As a follow up on the Azure Storage account configuration, this article covers the steps about Azure Blob Storage. Blob storage (as Binary Large Object) provides the flexibility that organizations demand. Long term retention is not the only criteria dictating for the storage of choice. Certainly the ability to present data to applications and the option to quickly restore (download from the Cloud) it is a key requirement as well. It goes without saying the Azure Blob Storage covers these criteria and more.
The purpose of this article is to provide a quick tour of the first time settings just after the Azure Storage account creation. In particular these steps refer to an Azure General-purpose V2 storage type. Which among the others includes the Blob storage.
How does Microsoft Azure Blob Storage works?
Azure Blob Storage is Microsoft solution for the cloud. Blob storage is optimized for storing massive amounts of unstructured data. Unstructured does not adhere to a particular data model or definition, such as text or binary data. In general, Blob storage is designed for:
- Serving images or documents directly to a browser
- Storing files for distributed access
- Streaming video and audio
- Writing to log files
- Storing data for backup and restore, disaster recovery, and archiving
- Storing data for analysis by an on-premises or Azure-hosted service
The intention for this article to show the steps to create a Container to store for long term retention the Veeam Backup Data as of the latest 9.5 Update 4b and the blob storage functionalities.
Azure Blob Storage overview
From the Azure Storage account the pertinent section on the Blob service section shows the main configuration details. It is possible to create different containers and use separate settings for each one of those. For example the authentication settings, the access policy and metadata.
Adding a new container the first option is to specify a name and the access type. Private or Public for the blobs only, the container or both.
As soon as the Azure Blob storage container is created it is possible to view and change specific properties.
This is the main location (for this container) where data will be located in a very highly nested levels for folders and sub-folders for data and metadata.
From an Azure perspective and as per other objects as well it is possible to grant, revoke and check specific roles and permissions. Very useful to match this one with groups of users or service accounts within the tenant organization. It requires Azure Active Directory Domain Services (Azure AD DS) resource enabled. Better check the pricing model and cost for this resource.

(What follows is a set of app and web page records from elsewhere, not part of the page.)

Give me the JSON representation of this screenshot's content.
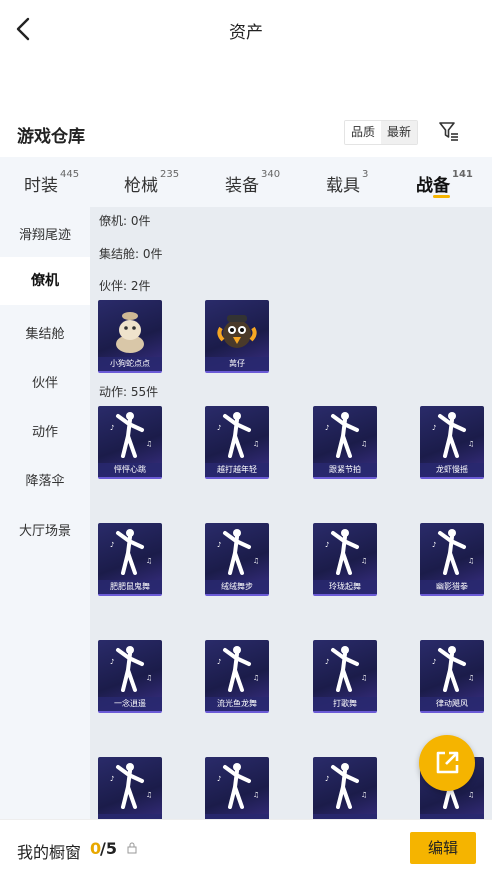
{
  "header": {
    "title": "资产",
    "back_icon": "chevron-left-icon"
  },
  "warehouse": {
    "title": "游戏仓库",
    "sort_options": [
      "品质",
      "最新"
    ],
    "active_sort": "最新",
    "filter_icon": "filter-icon"
  },
  "tabs": [
    {
      "label": "时装",
      "count": "445"
    },
    {
      "label": "枪械",
      "count": "235"
    },
    {
      "label": "装备",
      "count": "340"
    },
    {
      "label": "载具",
      "count": "3"
    },
    {
      "label": "战备",
      "count": "141",
      "active": true
    }
  ],
  "sidebar": {
    "items": [
      "滑翔尾迹",
      "僚机",
      "集结舱",
      "伙伴",
      "动作",
      "降落伞",
      "大厅场景"
    ],
    "active": "僚机"
  },
  "sections": {
    "wingman": "僚机: 0件",
    "pod": "集结舱: 0件",
    "partner": "伙伴: 2件",
    "emote": "动作: 55件"
  },
  "partners": [
    "小狗蛇点点",
    "莴仔"
  ],
  "emotes": [
    "怦怦心跳",
    "越打越年轻",
    "跟紧节拍",
    "龙虾慢摇",
    "肥肥鼠鬼舞",
    "绒绒舞步",
    "玲珑起舞",
    "幽影猎拳",
    "一念逍遥",
    "流光鱼龙舞",
    "打歌舞",
    "律动飓风",
    "",
    "",
    "",
    ""
  ],
  "showcase": {
    "title": "我的橱窗",
    "current": "0",
    "total": "/5",
    "edit_label": "编辑"
  },
  "colors": {
    "accent": "#f5b400",
    "card_bg": "#1f2055"
  },
  "float_button_icon": "share-external-icon"
}
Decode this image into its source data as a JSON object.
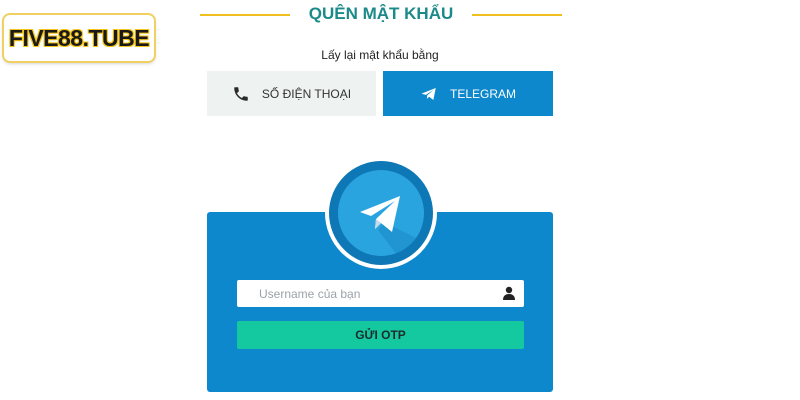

In the Access policy section the option to create specific “profiles” along with a specific type of access. This can also be configured on a time based approach. More interestingly also the option in the second part to add retention rules from a Legal hold perspective and immutable storage as well. During such periods data cannot be deleted. After the period expires blob data is kept until manually deleted. Very interesting for example to enable the immutable backups feature. Last but not least is is also possible to create custom tags to quickly identify content for example in case of litigation.
The Properties section shows the main settings like the Azure Blob Storage name of the container and the lease status. The calculate size shows the number of different blob types (when enabled) like block, page and append blobs along with the total count for each.
Last but not least the Metadata section to further classify blob data with additional tags.